-------- MATERIAL TO PROCESS --------

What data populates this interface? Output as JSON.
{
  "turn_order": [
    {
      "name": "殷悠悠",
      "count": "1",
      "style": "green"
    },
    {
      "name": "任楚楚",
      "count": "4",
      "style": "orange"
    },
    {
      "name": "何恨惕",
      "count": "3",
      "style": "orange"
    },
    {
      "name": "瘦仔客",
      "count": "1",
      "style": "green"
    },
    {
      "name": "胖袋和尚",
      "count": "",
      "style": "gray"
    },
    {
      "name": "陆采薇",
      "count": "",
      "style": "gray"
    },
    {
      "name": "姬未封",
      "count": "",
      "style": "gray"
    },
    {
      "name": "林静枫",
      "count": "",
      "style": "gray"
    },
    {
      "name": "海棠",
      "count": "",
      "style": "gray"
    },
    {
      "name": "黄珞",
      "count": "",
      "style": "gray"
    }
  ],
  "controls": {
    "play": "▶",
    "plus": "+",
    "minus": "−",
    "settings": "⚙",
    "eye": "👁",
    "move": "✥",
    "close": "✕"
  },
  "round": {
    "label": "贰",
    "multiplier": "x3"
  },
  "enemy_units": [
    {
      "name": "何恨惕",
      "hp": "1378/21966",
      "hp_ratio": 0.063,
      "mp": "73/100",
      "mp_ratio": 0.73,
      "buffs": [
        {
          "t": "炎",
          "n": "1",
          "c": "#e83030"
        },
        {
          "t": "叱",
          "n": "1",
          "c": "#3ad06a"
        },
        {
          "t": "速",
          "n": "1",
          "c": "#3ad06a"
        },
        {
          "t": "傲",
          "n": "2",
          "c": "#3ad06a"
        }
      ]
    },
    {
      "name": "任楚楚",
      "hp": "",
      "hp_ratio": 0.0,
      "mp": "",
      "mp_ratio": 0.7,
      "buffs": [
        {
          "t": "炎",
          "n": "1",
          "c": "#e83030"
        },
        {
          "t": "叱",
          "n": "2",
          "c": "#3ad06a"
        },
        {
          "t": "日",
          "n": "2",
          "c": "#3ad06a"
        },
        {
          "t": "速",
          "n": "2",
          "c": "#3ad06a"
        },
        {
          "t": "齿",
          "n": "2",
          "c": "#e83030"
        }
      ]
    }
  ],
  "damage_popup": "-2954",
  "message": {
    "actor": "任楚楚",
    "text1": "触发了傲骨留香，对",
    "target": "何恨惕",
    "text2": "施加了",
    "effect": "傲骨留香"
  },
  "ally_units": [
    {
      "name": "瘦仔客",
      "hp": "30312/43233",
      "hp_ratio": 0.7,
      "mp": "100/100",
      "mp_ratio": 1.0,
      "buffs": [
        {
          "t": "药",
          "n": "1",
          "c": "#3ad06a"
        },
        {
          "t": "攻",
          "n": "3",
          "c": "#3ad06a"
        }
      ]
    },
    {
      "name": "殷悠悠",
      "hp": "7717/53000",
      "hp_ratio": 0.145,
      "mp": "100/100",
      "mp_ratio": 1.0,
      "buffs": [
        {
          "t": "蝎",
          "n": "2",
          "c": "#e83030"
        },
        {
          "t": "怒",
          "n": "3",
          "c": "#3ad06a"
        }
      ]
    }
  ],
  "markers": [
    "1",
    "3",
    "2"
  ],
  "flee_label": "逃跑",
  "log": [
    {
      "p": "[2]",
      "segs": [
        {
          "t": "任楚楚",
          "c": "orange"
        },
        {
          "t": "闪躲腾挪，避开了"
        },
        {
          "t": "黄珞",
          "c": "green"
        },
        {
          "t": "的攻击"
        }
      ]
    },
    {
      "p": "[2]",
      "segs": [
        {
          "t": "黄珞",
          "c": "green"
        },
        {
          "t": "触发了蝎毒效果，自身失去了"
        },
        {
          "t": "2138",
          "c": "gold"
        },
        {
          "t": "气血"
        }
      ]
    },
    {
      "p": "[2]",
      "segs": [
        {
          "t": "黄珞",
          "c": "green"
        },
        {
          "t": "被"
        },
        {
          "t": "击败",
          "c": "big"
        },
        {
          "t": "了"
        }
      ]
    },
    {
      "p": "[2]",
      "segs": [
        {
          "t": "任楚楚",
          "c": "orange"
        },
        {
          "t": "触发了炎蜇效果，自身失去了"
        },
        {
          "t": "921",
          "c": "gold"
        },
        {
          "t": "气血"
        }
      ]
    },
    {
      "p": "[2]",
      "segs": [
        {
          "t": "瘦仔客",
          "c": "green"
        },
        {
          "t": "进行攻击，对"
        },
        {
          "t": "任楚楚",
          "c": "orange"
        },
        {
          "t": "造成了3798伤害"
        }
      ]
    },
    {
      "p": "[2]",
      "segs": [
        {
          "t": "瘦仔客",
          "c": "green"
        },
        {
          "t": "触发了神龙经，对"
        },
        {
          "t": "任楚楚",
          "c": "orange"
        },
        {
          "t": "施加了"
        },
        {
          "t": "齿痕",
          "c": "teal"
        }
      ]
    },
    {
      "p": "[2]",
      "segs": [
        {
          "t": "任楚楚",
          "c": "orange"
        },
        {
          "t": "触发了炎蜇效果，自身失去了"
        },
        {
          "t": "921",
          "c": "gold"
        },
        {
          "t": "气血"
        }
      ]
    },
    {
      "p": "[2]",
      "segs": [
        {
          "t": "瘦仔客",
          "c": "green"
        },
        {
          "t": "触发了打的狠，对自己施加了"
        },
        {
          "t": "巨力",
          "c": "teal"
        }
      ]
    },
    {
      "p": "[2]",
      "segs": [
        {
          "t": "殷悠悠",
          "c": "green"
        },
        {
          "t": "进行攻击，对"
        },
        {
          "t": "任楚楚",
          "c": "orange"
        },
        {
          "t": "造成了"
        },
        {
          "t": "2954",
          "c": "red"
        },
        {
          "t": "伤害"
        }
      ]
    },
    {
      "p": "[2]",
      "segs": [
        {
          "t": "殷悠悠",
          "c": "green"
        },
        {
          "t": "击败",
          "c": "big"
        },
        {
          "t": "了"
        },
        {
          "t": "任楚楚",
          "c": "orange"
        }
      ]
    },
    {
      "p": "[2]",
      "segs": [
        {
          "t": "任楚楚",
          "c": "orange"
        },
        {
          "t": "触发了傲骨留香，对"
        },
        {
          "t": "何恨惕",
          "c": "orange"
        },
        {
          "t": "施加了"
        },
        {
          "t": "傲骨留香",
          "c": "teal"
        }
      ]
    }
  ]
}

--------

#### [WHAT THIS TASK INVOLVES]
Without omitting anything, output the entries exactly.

#### [SOLVED EXERCISE]
What data populates this interface? Output as JSON.
{
  "turn_order": [
    {
      "name": "殷悠悠",
      "count": "1",
      "style": "green"
    },
    {
      "name": "任楚楚",
      "count": "4",
      "style": "orange"
    },
    {
      "name": "何恨惕",
      "count": "3",
      "style": "orange"
    },
    {
      "name": "瘦仔客",
      "count": "1",
      "style": "green"
    },
    {
      "name": "胖袋和尚",
      "count": "",
      "style": "gray"
    },
    {
      "name": "陆采薇",
      "count": "",
      "style": "gray"
    },
    {
      "name": "姬未封",
      "count": "",
      "style": "gray"
    },
    {
      "name": "林静枫",
      "count": "",
      "style": "gray"
    },
    {
      "name": "海棠",
      "count": "",
      "style": "gray"
    },
    {
      "name": "黄珞",
      "count": "",
      "style": "gray"
    }
  ],
  "controls": {
    "play": "▶",
    "plus": "+",
    "minus": "−",
    "settings": "⚙",
    "eye": "👁",
    "move": "✥",
    "close": "✕"
  },
  "round": {
    "label": "贰",
    "multiplier": "x3"
  },
  "enemy_units": [
    {
      "name": "何恨惕",
      "hp": "1378/21966",
      "hp_ratio": 0.063,
      "mp": "73/100",
      "mp_ratio": 0.73,
      "buffs": [
        {
          "t": "炎",
          "n": "1",
          "c": "#e83030"
        },
        {
          "t": "叱",
          "n": "1",
          "c": "#3ad06a"
        },
        {
          "t": "速",
          "n": "1",
          "c": "#3ad06a"
        },
        {
          "t": "傲",
          "n": "2",
          "c": "#3ad06a"
        }
      ]
    },
    {
      "name": "任楚楚",
      "hp": "",
      "hp_ratio": 0.0,
      "mp": "",
      "mp_ratio": 0.7,
      "buffs": [
        {
          "t": "炎",
          "n": "1",
          "c": "#e83030"
        },
        {
          "t": "叱",
          "n": "2",
          "c": "#3ad06a"
        },
        {
          "t": "日",
          "n": "2",
          "c": "#3ad06a"
        },
        {
          "t": "速",
          "n": "2",
          "c": "#3ad06a"
        },
        {
          "t": "齿",
          "n": "2",
          "c": "#e83030"
        }
      ]
    }
  ],
  "damage_popup": "-2954",
  "message": {
    "actor": "任楚楚",
    "text1": "触发了傲骨留香，对",
    "target": "何恨惕",
    "text2": "施加了",
    "effect": "傲骨留香"
  },
  "ally_units": [
    {
      "name": "瘦仔客",
      "hp": "30312/43233",
      "hp_ratio": 0.7,
      "mp": "100/100",
      "mp_ratio": 1.0,
      "buffs": [
        {
          "t": "药",
          "n": "1",
          "c": "#3ad06a"
        },
        {
          "t": "攻",
          "n": "3",
          "c": "#3ad06a"
        }
      ]
    },
    {
      "name": "殷悠悠",
      "hp": "7717/53000",
      "hp_ratio": 0.145,
      "mp": "100/100",
      "mp_ratio": 1.0,
      "buffs": [
        {
          "t": "蝎",
          "n": "2",
          "c": "#e83030"
        },
        {
          "t": "怒",
          "n": "3",
          "c": "#3ad06a"
        }
      ]
    }
  ],
  "markers": [
    "1",
    "3",
    "2"
  ],
  "flee_label": "逃跑",
  "log": [
    {
      "p": "[2]",
      "segs": [
        {
          "t": "任楚楚",
          "c": "orange"
        },
        {
          "t": "闪躲腾挪，避开了"
        },
        {
          "t": "黄珞",
          "c": "green"
        },
        {
          "t": "的攻击"
        }
      ]
    },
    {
      "p": "[2]",
      "segs": [
        {
          "t": "黄珞",
          "c": "green"
        },
        {
          "t": "触发了蝎毒效果，自身失去了"
        },
        {
          "t": "2138",
          "c": "gold"
        },
        {
          "t": "气血"
        }
      ]
    },
    {
      "p": "[2]",
      "segs": [
        {
          "t": "黄珞",
          "c": "green"
        },
        {
          "t": "被"
        },
        {
          "t": "击败",
          "c": "big"
        },
        {
          "t": "了"
        }
      ]
    },
    {
      "p": "[2]",
      "segs": [
        {
          "t": "任楚楚",
          "c": "orange"
        },
        {
          "t": "触发了炎蜇效果，自身失去了"
        },
        {
          "t": "921",
          "c": "gold"
        },
        {
          "t": "气血"
        }
      ]
    },
    {
      "p": "[2]",
      "segs": [
        {
          "t": "瘦仔客",
          "c": "green"
        },
        {
          "t": "进行攻击，对"
        },
        {
          "t": "任楚楚",
          "c": "orange"
        },
        {
          "t": "造成了3798伤害"
        }
      ]
    },
    {
      "p": "[2]",
      "segs": [
        {
          "t": "瘦仔客",
          "c": "green"
        },
        {
          "t": "触发了神龙经，对"
        },
        {
          "t": "任楚楚",
          "c": "orange"
        },
        {
          "t": "施加了"
        },
        {
          "t": "齿痕",
          "c": "teal"
        }
      ]
    },
    {
      "p": "[2]",
      "segs": [
        {
          "t": "任楚楚",
          "c": "orange"
        },
        {
          "t": "触发了炎蜇效果，自身失去了"
        },
        {
          "t": "921",
          "c": "gold"
        },
        {
          "t": "气血"
        }
      ]
    },
    {
      "p": "[2]",
      "segs": [
        {
          "t": "瘦仔客",
          "c": "green"
        },
        {
          "t": "触发了打的狠，对自己施加了"
        },
        {
          "t": "巨力",
          "c": "teal"
        }
      ]
    },
    {
      "p": "[2]",
      "segs": [
        {
          "t": "殷悠悠",
          "c": "green"
        },
        {
          "t": "进行攻击，对"
        },
        {
          "t": "任楚楚",
          "c": "orange"
        },
        {
          "t": "造成了"
        },
        {
          "t": "2954",
          "c": "red"
        },
        {
          "t": "伤害"
        }
      ]
    },
    {
      "p": "[2]",
      "segs": [
        {
          "t": "殷悠悠",
          "c": "green"
        },
        {
          "t": "击败",
          "c": "big"
        },
        {
          "t": "了"
        },
        {
          "t": "任楚楚",
          "c": "orange"
        }
      ]
    },
    {
      "p": "[2]",
      "segs": [
        {
          "t": "任楚楚",
          "c": "orange"
        },
        {
          "t": "触发了傲骨留香，对"
        },
        {
          "t": "何恨惕",
          "c": "orange"
        },
        {
          "t": "施加了"
        },
        {
          "t": "傲骨留香",
          "c": "teal"
        }
      ]
    }
  ]
}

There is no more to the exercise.